You can try, Scott Walker, but you cannot ruin my kids' school. We will not let you ruin our kids' teachers. We will not let you sell our future.
Here's what we will let you do: resign. And go back to school. Get your degree. Learn something about how the world works by listening, laughing, and - most of all - making friends. Because you clearly never learned that lesson, and your impulse to rule by pushing people out and ignoring voices of dissent isn't really working out for any of us, is it? My son's wonderful teachers taught him that lesson in a couple of hours. How sad it truly is that you never learned how to listen, in or outside of the classroom, yourself.
Here's to an excellent school year, in spite of you and your "tools," and to an even better one next fall, under our new governor. Or sooner, if you resign. Although then I'd have to start writing to Kleefisch (remember her? She's Rick Perry-crazy!), and I don't think any of us want that to happen. Maybe we'll just hold out for the recall. I trust the dedicated teachers of Wisconsin to make do with the shameful scraps you've left them for that long. But I promise them I'll keep fighting to make it better. And I call on all other parents to do the same. What happened in New Berlin is a sobering lesson on the absurd authority school boards have to dictate policy without regard for the well-being of our children. I think we all have some work to do in terms of looking at our own school boards and thinking about who in our communities might better serve public education in the future. We might not get any help from you, Walker, but we can still help save our schools. We'll just have to work a little harder, until you're gone.
Your shamefully ignored constituent,
Heather DuBois Bourenane
Wisconsin parent, taxpayer and proud supporter of educators and public education
This video captures the heart of the tragedy in Wisconsin: math teacher Dale Destache shares his carefully prepared testimony before the New Berlin School Board, outlining all the ways teachers and students will be impacted by the new policies.

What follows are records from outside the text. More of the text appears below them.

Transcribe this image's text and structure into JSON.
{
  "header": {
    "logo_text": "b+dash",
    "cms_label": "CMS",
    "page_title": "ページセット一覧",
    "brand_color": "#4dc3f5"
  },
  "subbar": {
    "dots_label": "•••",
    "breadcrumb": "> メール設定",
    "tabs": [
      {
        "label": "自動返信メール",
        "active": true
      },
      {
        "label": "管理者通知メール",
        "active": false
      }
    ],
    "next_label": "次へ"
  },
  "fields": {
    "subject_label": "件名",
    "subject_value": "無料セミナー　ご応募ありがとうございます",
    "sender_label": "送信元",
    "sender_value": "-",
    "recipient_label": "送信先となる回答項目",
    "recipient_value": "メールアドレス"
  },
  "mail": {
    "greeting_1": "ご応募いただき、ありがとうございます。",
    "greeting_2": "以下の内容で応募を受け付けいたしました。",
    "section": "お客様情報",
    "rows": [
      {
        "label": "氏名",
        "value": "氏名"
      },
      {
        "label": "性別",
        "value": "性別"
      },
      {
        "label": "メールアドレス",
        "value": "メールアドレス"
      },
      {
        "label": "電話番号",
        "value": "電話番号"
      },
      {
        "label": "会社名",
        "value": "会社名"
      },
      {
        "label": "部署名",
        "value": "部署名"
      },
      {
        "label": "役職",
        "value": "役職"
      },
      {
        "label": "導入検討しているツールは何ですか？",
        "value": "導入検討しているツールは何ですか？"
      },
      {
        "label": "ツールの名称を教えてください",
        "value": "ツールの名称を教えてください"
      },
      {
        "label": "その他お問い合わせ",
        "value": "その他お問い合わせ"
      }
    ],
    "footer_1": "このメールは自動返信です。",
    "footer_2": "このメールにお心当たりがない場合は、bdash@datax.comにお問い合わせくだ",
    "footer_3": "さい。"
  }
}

While he's explaining how the new guidelines of their abusive Handbook will prevent him from tutoring students before school, someone shouts out "Get a new job!" while others boo and shout him down.The members of the school board made no effort to silence the interruptions.